_Work item:_ Pick the lines holding the string "data" out of the records and copy them.

----- Source records -----

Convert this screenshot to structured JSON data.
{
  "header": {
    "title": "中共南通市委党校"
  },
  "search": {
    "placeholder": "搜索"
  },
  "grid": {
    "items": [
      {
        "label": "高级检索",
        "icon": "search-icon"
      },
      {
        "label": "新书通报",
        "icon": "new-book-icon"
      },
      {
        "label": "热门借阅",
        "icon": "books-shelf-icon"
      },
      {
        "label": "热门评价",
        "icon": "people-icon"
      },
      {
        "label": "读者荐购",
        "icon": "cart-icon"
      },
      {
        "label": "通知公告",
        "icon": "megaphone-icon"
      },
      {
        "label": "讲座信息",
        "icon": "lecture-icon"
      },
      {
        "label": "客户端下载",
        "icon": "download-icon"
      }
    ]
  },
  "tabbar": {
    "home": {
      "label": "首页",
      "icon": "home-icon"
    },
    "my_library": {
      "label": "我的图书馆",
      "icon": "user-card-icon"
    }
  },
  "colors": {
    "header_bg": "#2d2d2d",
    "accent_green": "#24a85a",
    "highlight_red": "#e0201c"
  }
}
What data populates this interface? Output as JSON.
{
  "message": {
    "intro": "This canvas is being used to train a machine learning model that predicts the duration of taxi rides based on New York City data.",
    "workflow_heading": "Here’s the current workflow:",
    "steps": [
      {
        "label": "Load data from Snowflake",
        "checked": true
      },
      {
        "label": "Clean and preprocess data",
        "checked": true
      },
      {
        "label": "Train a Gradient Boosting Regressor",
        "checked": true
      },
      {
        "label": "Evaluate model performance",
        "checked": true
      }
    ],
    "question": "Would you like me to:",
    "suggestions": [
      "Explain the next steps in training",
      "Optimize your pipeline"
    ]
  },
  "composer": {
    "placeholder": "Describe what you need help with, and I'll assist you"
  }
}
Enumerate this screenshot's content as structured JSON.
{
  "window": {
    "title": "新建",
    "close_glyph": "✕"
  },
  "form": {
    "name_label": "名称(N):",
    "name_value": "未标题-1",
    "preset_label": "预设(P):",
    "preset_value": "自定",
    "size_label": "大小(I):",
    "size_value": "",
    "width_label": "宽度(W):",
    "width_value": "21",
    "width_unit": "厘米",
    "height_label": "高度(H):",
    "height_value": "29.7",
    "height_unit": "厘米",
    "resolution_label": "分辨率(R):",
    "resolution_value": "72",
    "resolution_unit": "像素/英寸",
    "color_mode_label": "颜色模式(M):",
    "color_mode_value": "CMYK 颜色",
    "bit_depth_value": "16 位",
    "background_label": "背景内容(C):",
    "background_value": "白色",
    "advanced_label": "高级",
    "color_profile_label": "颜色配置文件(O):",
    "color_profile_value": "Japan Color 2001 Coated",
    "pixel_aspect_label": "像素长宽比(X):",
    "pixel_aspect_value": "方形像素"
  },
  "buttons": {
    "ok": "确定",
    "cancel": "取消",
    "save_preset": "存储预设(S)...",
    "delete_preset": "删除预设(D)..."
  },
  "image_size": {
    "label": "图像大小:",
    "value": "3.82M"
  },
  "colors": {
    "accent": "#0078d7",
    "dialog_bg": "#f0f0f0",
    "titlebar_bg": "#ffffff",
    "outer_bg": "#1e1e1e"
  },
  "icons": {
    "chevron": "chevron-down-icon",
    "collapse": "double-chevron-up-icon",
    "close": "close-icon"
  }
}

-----

_Expected output:_
Convert this screenshot to structured JSON data.
What data populates this interface? Output as JSON.
    "intro": "This canvas is being used to train a machine learning model that predicts the duration of taxi rides based on New York City data.",
        "label": "Load data from Snowflake",
        "label": "Clean and preprocess data",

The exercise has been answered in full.